But of course it has been unable to reach an agreement with those it owes money to, the financial institutions that have leant it money, to whom now it cannot afford to repay and as a result of not reaching this agreement the debts will continue to grow and the economy will continue to suffer.
What it means is that the debts will continue to grow in Cyprus and of course they just can’t affords to pay back the money and the economic outlook will continue to be very dark for Cyprus.
Press TV: The way the governments are tackling this issue - moving to Italy now - we’ve got cuts in the healthcare budget - protesters have come out - How do you think the problem can be resolved if the government is not going to bring about these austerity cuts? For instance, in the health care budget and the other services that the people see for themselves as vital.
Oulds: The policy of the European Union driven by Brussels and the European Central Bank, when it comes to countries like Italy and also other nations like Spain and Greece, their policy is to support the Euro instead of allowing for currency devaluation and have countries managing their own economies again; the European Union has forced austerity on those nations.
There has been budget cuts in areas of health and pensions and also education. And also there’s been a distinct strategy of actually trying to drive down wages to try and reintroduce competitiveness by reducing people’s pay in the public sector and it has also had an impact on the private sector.
But all that has done is of course meant there is less money to spend in the economy, less consumption, growing unemployment to very alarming levels and just more economic problems. It has turned a recession into a depression.

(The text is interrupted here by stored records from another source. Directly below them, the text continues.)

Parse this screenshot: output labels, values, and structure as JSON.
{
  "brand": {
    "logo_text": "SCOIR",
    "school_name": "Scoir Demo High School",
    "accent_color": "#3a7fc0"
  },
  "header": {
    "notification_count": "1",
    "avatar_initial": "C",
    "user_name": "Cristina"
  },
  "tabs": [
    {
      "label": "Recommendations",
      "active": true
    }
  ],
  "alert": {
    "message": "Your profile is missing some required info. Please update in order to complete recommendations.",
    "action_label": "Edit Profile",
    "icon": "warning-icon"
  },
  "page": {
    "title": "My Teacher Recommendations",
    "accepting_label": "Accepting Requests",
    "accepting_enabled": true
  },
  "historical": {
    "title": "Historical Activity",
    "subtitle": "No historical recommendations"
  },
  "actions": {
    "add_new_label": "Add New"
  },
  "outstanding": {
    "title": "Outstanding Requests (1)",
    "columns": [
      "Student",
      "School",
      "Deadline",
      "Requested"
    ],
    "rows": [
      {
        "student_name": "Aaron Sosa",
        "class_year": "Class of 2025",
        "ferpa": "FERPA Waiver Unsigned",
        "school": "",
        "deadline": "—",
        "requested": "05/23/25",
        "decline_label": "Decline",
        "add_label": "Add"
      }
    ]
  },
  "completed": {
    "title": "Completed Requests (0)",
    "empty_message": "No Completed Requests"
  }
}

So the European Union’s economic policies have lowered wages and put people into poverty, made people unemployed and cut back essential services leaving many people to become deeply alarmed in those nations about their country’s future.